▸ **WORK INSTRUCTION**: In the entries below, count every line that has the string "this", and answer with that count alone.
--- DATASET EXCERPTS Enclosed Below ---
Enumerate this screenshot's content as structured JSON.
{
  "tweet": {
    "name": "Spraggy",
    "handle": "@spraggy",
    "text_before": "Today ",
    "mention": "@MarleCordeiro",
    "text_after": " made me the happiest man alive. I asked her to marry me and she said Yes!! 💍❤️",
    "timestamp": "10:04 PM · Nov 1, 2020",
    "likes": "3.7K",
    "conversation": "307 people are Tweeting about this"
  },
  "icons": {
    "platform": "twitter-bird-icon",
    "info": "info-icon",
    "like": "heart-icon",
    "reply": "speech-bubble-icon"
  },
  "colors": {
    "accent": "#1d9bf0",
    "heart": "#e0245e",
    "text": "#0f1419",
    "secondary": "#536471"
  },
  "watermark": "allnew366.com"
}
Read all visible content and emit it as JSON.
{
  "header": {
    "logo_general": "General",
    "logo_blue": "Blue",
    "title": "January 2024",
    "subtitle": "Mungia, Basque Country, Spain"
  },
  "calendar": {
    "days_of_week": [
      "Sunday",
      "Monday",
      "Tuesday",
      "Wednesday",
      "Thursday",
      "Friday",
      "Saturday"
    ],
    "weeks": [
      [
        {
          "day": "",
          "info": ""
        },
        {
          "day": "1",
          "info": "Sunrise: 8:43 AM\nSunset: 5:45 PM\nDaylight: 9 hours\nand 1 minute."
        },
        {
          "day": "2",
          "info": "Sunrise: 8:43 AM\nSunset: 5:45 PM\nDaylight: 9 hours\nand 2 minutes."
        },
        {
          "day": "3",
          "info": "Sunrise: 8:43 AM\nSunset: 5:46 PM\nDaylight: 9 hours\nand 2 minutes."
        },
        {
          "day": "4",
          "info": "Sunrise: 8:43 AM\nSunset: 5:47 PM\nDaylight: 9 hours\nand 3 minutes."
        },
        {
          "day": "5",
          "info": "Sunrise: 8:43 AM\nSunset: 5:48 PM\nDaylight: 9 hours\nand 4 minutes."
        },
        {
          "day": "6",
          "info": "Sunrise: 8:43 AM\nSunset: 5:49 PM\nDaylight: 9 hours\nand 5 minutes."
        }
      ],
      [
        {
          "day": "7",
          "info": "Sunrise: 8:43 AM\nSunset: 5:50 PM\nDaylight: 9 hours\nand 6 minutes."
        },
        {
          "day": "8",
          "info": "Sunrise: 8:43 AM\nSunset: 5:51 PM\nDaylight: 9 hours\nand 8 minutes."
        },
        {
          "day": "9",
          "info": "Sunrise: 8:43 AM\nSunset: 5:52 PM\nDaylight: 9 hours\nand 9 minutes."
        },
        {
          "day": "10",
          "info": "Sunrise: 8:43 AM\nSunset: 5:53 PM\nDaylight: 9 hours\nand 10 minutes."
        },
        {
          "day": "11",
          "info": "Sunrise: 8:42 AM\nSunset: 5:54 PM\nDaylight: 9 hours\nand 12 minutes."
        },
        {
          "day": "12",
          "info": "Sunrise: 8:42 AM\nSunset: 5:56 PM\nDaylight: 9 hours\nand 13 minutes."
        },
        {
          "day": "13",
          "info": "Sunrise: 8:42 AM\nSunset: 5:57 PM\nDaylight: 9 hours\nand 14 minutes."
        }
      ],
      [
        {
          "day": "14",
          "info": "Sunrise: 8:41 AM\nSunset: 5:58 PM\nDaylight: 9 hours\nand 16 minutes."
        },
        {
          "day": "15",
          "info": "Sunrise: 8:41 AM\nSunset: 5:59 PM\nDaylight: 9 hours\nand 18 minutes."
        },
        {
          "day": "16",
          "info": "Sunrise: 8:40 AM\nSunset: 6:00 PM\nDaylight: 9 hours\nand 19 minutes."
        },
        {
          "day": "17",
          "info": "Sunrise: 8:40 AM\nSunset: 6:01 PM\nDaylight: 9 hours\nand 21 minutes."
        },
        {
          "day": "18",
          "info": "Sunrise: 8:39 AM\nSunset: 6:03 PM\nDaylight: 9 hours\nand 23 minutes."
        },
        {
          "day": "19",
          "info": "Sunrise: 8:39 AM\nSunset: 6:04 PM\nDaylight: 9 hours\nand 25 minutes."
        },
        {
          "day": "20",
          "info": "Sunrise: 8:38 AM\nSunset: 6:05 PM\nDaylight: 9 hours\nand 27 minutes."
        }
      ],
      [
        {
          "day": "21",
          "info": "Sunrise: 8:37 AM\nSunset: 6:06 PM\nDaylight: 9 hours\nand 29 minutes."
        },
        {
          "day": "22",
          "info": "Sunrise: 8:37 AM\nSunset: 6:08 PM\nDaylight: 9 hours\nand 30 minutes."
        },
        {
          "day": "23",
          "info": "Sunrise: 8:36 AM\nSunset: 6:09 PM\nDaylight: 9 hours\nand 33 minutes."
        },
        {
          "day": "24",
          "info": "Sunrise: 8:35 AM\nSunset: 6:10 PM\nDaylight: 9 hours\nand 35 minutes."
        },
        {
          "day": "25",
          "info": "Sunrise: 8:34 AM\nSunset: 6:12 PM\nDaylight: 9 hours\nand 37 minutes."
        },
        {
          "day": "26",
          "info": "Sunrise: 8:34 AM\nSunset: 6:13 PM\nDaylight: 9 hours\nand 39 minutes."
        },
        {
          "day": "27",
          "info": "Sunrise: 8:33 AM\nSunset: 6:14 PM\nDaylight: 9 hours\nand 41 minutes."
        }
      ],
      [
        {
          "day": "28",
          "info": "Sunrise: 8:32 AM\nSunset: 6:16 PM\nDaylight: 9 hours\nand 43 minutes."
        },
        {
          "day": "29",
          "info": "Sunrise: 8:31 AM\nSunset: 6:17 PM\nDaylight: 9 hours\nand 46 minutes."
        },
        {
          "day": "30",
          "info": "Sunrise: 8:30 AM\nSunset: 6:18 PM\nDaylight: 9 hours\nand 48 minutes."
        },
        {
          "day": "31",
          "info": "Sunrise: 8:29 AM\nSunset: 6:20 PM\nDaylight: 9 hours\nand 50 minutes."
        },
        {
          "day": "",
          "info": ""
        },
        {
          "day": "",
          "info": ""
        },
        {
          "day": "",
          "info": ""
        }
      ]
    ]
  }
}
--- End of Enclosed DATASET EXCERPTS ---
▸ **WRITTEN RESPONSE**: 2